Retype exactly the lines from the one that contains "Transcribe this image's" through the final line of the material below, and add nothing else.

|---|

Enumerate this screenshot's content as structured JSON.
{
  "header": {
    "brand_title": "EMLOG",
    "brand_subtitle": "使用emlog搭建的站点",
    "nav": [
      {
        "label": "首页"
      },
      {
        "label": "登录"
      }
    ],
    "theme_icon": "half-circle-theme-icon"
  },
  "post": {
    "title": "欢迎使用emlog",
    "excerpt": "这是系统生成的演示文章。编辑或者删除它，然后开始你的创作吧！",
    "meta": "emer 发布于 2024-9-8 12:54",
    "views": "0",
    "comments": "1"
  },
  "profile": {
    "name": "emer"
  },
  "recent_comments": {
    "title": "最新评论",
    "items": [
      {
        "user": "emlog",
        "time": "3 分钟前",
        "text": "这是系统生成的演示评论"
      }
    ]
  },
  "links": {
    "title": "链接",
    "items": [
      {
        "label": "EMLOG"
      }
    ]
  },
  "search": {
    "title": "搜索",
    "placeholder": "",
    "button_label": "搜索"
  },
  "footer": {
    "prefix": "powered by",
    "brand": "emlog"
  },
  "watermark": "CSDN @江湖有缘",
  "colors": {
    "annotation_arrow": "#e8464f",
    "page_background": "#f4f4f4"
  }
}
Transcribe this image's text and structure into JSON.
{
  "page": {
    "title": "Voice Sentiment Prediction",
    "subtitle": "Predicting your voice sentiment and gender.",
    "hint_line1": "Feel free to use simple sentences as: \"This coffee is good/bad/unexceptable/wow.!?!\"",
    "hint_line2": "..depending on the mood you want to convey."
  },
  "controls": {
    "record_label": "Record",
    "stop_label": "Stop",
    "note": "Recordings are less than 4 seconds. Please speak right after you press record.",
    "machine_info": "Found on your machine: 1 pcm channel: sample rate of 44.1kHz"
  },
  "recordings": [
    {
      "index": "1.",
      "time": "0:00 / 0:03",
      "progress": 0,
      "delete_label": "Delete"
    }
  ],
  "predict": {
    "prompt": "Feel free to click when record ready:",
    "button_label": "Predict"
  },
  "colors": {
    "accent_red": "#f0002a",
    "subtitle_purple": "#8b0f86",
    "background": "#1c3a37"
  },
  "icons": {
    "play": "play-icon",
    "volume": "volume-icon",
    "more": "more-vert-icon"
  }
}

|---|

- _Solution to this task_
Transcribe this image's text and structure into JSON.
{
  "page": {
    "title": "Voice Sentiment Prediction",
    "subtitle": "Predicting your voice sentiment and gender.",
    "hint_line1": "Feel free to use simple sentences as: \"This coffee is good/bad/unexceptable/wow.!?!\"",
    "hint_line2": "..depending on the mood you want to convey."
  },
  "controls": {
    "record_label": "Record",
    "stop_label": "Stop",
    "note": "Recordings are less than 4 seconds. Please speak right after you press record.",
    "machine_info": "Found on your machine: 1 pcm channel: sample rate of 44.1kHz"
  },
  "recordings": [
    {
      "index": "1.",
      "time": "0:00 / 0:03",
      "progress": 0,
      "delete_label": "Delete"
    }
  ],
  "predict": {
    "prompt": "Feel free to click when record ready:",
    "button_label": "Predict"
  },
  "colors": {
    "accent_red": "#f0002a",
    "subtitle_purple": "#8b0f86",
    "background": "#1c3a37"
  },
  "icons": {
    "play": "play-icon",
    "volume": "volume-icon",
    "more": "more-vert-icon"
  }
}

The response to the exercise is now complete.